Mendota Mdewakanton Dakota Tribal Community

“Preserving, Protecting and Promoting the Dakota Culture for Future Generations”

The MMDTC is a tribal community, not yet federally recognized. We are a Tribal 501C3 org.

(It really helps our tribe)


is a Tribal 501C3 Org

Mendota Mdewakanton Newsletter


National Park Service to restore land near Fort Snelling Land near Fort Snelling includes spring

National Park Service to restore land near Fort Snelling
Land near Fort Snelling includes spring
By Dennis Lien
Updated: 12/03/2008 11:11:07 PM CST

The former federal Bureau of Mines campus near Fort Snelling should be cleared of abandoned buildings and managed by the National Park Service as part of the Mississippi National River and Recreation Area, federal officials said Wednesday.

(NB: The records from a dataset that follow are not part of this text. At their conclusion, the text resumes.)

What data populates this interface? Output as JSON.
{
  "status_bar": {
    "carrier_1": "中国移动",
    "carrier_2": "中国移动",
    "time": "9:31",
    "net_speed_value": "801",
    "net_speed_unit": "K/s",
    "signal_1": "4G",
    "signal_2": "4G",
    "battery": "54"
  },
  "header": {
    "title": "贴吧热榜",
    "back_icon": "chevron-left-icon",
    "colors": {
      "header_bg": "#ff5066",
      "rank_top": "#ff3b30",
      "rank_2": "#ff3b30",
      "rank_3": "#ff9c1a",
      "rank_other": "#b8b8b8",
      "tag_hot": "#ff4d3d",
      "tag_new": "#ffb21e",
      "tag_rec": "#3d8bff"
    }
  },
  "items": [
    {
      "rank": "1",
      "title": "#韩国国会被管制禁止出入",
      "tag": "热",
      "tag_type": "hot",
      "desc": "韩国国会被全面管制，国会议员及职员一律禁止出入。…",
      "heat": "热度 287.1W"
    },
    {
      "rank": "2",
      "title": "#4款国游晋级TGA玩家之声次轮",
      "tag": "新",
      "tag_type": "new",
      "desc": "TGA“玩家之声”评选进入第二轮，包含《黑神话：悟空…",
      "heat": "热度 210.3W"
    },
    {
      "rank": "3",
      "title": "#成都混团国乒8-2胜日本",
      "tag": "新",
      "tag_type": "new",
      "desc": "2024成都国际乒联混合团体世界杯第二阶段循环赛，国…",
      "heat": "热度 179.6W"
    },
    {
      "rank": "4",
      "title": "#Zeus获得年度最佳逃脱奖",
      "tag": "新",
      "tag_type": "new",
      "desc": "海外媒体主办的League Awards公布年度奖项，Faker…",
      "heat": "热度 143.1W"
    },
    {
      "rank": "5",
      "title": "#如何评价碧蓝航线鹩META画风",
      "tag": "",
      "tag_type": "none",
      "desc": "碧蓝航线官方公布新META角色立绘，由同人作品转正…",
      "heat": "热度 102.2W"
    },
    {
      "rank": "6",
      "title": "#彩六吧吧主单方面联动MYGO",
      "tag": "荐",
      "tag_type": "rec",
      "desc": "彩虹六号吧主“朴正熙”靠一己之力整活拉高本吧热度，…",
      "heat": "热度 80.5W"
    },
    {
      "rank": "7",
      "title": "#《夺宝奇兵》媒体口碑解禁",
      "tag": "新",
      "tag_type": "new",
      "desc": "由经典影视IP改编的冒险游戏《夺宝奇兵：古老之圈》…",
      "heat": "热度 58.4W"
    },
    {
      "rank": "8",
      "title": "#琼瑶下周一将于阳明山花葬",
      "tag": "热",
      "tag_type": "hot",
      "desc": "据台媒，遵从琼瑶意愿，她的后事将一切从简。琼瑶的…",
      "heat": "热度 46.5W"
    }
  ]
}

The 27.3-acre parcel along the Mississippi River includes Coldwater Spring, which was used as a primary water source for early soldiers and is a significant site for many American Indians.

The recommendation follows a period in which the Park Service looked into giving the property to other nonfederal agencies, colleges or universities. But none showed any interest, according to Steve Johnson, the MNRRA’s chief of resource management.

“The more we thought about it, the more logical it seemed that we could own and manage it,” Johnson said.

Once final approval is given, the property would be cleared of 11 abandoned buildings and restored to natural conditions. Johnson estimated that cost at $3 million.

The property is adjacent to Minnesota 55 and lies just south of Minnehaha Falls Regional Park and just west of the river. Bureau of Mines scientists researched an array of health and safety concerns for mine workers there until the site was closed as part of a national restructuring effort.

A key question, Johnson said, will be how to treat the spring, which still flows. Because it’s within the Fort Snelling National Historic Landmark area, authorities could choose to restore it to its presettlement state or to the more
ornate state it was in while soldiers built and used the fort.

The Department of Interior’s “preferred alternative” could change between now and final action next year. But Johnson said the agency has effectively set its course.

Eight years ago, the Metropolitan Airports Commission voted to buy the land for $6 million but backed off after the Sept. 11 attacks. Under that scenario, most of the land would have been preserved for open space, wildlife habitat, and other scenic and recreational purposes.

Dennis Lien can be reached at 651-228-5588.